Chicago Works: Mika Horibuchi

How does a painting blur the line between art and object? Chicago Works artist Mika Horibuchi explains the tricks and slips in visual perception seen in her work during a tour of her studio.

Video Description


How does a painting blur the line between art and object? Chicago Works artist Mika Horibuchi explains the tricks and slips in visual perception seen in her work during a tour of her studio.


I’ve been thinking about edges of paintings as indicators of how we think about frames and framework, where an image stops and begins.

There’s a fake shadow that goes on, so this bottom part is much darker.

It makes it into more of an object, in a strange way.

So I’ve been looking for different duck-rabbits, and then taking that illustration and then turning them into physical rubber stamps.

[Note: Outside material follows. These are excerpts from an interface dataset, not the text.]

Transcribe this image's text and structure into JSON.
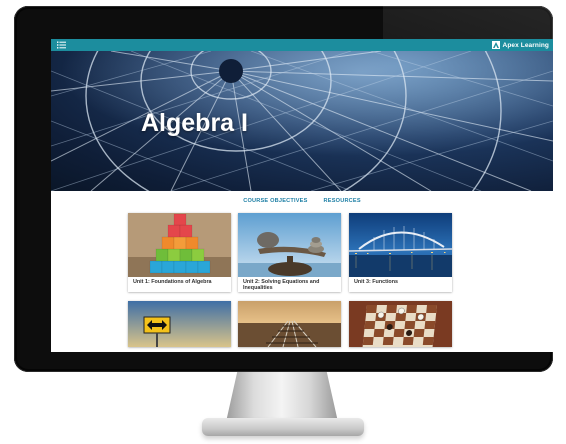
{
  "app": {
    "brand": "Apex Learning",
    "menu_icon": "hamburger-list-icon",
    "brand_icon": "apex-logo-icon",
    "topbar_color": "#1c8d9e"
  },
  "hero": {
    "title": "Algebra I"
  },
  "subnav": {
    "links": [
      "COURSE OBJECTIVES",
      "RESOURCES"
    ],
    "link_color": "#1e7fa5"
  },
  "units": [
    {
      "label": "Unit 1: Foundations of Algebra",
      "image": "stacked-colored-blocks"
    },
    {
      "label": "Unit 2: Solving Equations and Inequalities",
      "image": "balancing-stones"
    },
    {
      "label": "Unit 3: Functions",
      "image": "arch-bridge-at-dusk"
    },
    {
      "label": "",
      "image": "road-sign-arrows"
    },
    {
      "label": "",
      "image": "railroad-tracks"
    },
    {
      "label": "",
      "image": "chessboard"
    }
  ]
}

And then, painting the stamp.

All of my paintings are presenting themselves as objects in one way or another.

Even with the watercolor paintings.

My grandmother, who lives in Japan, wanted to learn how to paint and draw.

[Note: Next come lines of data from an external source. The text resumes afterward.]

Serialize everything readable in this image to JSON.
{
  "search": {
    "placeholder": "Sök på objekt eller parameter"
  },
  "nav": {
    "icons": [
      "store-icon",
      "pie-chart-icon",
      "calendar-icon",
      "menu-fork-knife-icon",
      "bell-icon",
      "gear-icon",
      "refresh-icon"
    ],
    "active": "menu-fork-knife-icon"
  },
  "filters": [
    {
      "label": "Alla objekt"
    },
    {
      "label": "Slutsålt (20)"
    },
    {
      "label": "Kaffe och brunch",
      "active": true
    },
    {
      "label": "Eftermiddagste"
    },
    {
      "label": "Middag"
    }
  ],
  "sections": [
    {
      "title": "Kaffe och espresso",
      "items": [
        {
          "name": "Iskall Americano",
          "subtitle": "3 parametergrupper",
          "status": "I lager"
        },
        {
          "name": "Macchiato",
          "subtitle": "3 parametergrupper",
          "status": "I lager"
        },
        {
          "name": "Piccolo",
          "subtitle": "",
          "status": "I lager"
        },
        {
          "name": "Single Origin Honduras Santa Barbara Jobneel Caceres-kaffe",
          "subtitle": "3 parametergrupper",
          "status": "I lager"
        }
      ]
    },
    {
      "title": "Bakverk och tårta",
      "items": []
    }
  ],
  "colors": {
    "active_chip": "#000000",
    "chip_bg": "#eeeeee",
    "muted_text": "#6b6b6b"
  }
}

And she’s never painted or drawn in her whole life.

I sent her some watercolors and basic brushes.

And then a few months later, she sent me these photographs in the mail.

Photographs of the paintings that she’s done become source material for a series of paintings that I started.

It’s paintings playing the role of objects. That screens, and curtains, too, aren’t meant to be looked at, rather, our inclination is to look through them.

It teeters back and forth this–these two realms of being both an image and an object or one or the other.